** Records for the exercise follows **
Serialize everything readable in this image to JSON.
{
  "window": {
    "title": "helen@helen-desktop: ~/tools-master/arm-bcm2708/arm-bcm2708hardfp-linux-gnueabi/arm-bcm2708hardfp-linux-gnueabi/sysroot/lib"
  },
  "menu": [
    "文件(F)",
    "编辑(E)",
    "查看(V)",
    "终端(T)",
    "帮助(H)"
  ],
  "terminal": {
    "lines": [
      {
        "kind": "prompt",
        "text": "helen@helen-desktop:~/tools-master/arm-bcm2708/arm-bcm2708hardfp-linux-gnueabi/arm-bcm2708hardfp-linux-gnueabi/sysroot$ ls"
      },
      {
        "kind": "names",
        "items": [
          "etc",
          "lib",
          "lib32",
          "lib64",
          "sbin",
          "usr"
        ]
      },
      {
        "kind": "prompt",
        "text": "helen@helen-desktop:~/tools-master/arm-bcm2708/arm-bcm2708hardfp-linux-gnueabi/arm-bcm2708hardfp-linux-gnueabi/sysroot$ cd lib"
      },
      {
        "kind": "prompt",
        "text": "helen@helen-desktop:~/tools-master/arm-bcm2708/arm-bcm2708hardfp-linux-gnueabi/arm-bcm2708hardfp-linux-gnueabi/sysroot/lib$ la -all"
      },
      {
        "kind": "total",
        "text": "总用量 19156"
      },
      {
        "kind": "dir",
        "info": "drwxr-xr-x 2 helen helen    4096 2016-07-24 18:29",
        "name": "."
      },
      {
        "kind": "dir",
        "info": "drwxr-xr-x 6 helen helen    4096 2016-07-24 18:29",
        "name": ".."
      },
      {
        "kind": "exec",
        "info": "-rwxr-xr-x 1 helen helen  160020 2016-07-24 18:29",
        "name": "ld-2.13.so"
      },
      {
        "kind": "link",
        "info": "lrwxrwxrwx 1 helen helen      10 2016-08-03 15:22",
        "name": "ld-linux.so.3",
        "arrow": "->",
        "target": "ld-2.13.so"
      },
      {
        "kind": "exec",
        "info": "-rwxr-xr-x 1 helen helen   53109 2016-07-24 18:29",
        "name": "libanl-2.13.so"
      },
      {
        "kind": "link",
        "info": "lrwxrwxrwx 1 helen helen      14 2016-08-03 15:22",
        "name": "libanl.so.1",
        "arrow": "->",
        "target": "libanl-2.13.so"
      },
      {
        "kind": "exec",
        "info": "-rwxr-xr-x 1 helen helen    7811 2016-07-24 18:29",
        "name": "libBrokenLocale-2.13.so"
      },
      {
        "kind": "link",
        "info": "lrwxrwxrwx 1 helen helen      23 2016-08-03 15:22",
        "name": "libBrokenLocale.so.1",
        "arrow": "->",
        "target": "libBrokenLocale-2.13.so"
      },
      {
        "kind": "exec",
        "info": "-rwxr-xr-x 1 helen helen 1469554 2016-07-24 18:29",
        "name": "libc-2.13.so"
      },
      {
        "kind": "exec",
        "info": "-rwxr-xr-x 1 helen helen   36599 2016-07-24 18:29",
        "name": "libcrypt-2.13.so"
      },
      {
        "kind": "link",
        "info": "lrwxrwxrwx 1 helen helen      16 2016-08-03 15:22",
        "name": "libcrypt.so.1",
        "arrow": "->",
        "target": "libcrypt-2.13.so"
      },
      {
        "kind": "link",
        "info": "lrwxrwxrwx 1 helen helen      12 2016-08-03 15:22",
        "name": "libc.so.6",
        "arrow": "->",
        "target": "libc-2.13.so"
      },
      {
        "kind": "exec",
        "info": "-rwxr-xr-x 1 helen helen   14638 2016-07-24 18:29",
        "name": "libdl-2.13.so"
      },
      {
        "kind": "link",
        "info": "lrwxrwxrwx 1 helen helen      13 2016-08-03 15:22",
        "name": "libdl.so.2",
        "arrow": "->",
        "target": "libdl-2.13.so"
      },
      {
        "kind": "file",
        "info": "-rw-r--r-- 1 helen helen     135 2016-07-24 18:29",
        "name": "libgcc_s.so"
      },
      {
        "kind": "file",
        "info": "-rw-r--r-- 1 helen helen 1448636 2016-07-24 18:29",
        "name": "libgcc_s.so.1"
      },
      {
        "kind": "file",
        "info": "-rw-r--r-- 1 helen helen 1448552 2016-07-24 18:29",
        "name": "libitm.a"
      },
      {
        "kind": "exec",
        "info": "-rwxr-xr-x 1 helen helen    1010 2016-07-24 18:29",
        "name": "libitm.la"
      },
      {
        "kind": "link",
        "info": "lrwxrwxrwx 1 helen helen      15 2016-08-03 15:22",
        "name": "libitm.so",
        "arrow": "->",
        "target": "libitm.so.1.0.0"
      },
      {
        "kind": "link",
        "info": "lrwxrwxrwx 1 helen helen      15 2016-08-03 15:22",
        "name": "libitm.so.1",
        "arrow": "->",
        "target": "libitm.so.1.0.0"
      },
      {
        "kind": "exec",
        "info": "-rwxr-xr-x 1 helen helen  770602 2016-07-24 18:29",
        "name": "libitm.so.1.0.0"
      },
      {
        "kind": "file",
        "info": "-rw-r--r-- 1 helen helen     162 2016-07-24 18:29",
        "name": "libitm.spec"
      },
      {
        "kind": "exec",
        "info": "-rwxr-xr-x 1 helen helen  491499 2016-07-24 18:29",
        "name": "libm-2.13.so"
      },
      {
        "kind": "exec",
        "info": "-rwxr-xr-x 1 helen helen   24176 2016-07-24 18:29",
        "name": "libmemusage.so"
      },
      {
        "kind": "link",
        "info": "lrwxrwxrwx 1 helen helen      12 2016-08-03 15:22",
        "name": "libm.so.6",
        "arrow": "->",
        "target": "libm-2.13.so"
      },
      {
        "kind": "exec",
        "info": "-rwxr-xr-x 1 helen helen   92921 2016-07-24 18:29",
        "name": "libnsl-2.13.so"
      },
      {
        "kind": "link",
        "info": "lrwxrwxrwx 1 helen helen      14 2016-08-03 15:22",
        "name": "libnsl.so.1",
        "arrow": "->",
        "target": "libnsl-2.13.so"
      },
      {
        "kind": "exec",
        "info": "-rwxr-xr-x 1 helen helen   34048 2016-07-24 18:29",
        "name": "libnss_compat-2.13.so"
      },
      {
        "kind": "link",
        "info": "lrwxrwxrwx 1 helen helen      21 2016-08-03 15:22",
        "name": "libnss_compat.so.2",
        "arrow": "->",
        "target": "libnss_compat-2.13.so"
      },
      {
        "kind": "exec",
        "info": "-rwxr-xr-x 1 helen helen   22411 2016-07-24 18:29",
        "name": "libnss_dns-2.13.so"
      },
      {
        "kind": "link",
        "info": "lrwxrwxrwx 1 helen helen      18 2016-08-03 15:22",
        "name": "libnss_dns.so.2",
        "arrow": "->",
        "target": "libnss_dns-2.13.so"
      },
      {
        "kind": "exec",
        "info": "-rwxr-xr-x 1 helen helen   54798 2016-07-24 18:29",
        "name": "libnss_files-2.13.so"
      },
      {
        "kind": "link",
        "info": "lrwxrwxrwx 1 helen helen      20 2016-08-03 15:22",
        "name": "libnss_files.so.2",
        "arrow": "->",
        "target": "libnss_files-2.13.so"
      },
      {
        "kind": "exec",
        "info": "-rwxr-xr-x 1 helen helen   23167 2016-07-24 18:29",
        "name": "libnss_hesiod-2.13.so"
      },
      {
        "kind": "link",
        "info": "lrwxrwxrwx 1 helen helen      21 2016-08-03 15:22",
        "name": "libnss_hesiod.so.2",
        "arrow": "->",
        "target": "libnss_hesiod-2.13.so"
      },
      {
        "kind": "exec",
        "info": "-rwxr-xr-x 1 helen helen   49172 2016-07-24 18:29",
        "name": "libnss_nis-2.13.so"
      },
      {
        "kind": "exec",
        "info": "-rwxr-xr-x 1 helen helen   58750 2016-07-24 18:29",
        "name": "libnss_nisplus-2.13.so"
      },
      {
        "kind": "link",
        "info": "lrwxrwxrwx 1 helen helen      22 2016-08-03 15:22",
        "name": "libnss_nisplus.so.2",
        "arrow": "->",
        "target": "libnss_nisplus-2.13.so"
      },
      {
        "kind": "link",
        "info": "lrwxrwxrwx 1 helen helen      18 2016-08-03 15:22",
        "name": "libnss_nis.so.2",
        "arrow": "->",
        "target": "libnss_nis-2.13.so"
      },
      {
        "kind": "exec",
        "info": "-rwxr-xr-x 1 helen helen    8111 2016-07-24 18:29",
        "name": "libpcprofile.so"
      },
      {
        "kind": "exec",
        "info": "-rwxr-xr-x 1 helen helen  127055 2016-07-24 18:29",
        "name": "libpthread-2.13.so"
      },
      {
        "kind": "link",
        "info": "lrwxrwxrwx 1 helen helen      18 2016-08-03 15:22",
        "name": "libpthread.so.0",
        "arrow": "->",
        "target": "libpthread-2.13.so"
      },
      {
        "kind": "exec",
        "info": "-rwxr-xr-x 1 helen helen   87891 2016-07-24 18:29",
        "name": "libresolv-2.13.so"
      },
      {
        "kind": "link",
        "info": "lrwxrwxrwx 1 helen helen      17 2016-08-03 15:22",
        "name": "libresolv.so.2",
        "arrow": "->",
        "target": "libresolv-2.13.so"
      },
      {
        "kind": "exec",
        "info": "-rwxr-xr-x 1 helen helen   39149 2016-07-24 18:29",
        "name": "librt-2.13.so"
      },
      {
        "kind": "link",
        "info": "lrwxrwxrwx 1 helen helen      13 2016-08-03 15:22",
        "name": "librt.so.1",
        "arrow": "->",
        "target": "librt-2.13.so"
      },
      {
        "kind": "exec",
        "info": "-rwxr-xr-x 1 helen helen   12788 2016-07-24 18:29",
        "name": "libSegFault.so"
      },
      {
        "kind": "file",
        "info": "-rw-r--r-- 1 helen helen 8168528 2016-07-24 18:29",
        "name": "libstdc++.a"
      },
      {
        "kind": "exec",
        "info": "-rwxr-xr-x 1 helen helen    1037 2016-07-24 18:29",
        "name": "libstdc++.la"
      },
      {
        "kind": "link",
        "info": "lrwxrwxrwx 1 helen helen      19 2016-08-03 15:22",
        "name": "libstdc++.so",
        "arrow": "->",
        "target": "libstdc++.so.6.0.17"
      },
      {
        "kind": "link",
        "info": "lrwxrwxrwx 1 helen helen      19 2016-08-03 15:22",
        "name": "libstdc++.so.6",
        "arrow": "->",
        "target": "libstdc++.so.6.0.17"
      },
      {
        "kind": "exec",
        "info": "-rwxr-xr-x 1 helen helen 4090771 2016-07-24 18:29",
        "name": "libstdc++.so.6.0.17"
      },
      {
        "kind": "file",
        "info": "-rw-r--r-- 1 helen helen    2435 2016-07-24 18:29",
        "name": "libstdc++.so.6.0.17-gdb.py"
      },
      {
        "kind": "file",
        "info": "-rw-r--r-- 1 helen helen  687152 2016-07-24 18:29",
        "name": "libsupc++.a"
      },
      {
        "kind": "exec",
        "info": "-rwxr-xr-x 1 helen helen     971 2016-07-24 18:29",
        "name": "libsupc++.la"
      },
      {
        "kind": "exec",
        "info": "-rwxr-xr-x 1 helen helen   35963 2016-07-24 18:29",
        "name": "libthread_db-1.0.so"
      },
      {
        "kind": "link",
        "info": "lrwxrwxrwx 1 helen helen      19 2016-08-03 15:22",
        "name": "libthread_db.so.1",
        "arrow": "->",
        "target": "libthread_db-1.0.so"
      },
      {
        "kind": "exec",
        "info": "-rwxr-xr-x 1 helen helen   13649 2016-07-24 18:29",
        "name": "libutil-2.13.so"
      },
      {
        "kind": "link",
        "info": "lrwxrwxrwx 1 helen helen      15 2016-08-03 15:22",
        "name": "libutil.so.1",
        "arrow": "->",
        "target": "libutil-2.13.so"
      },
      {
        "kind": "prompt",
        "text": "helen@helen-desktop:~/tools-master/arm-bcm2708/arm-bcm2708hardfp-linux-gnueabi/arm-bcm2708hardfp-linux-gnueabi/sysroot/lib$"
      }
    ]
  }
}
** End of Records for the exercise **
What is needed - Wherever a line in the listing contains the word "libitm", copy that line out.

Solution for this exercise -
        "name": "libitm.a"
        "name": "libitm.la"
        "name": "libitm.so",
        "target": "libitm.so.1.0.0"
        "name": "libitm.so.1",
        "target": "libitm.so.1.0.0"
        "name": "libitm.so.1.0.0"
        "name": "libitm.spec"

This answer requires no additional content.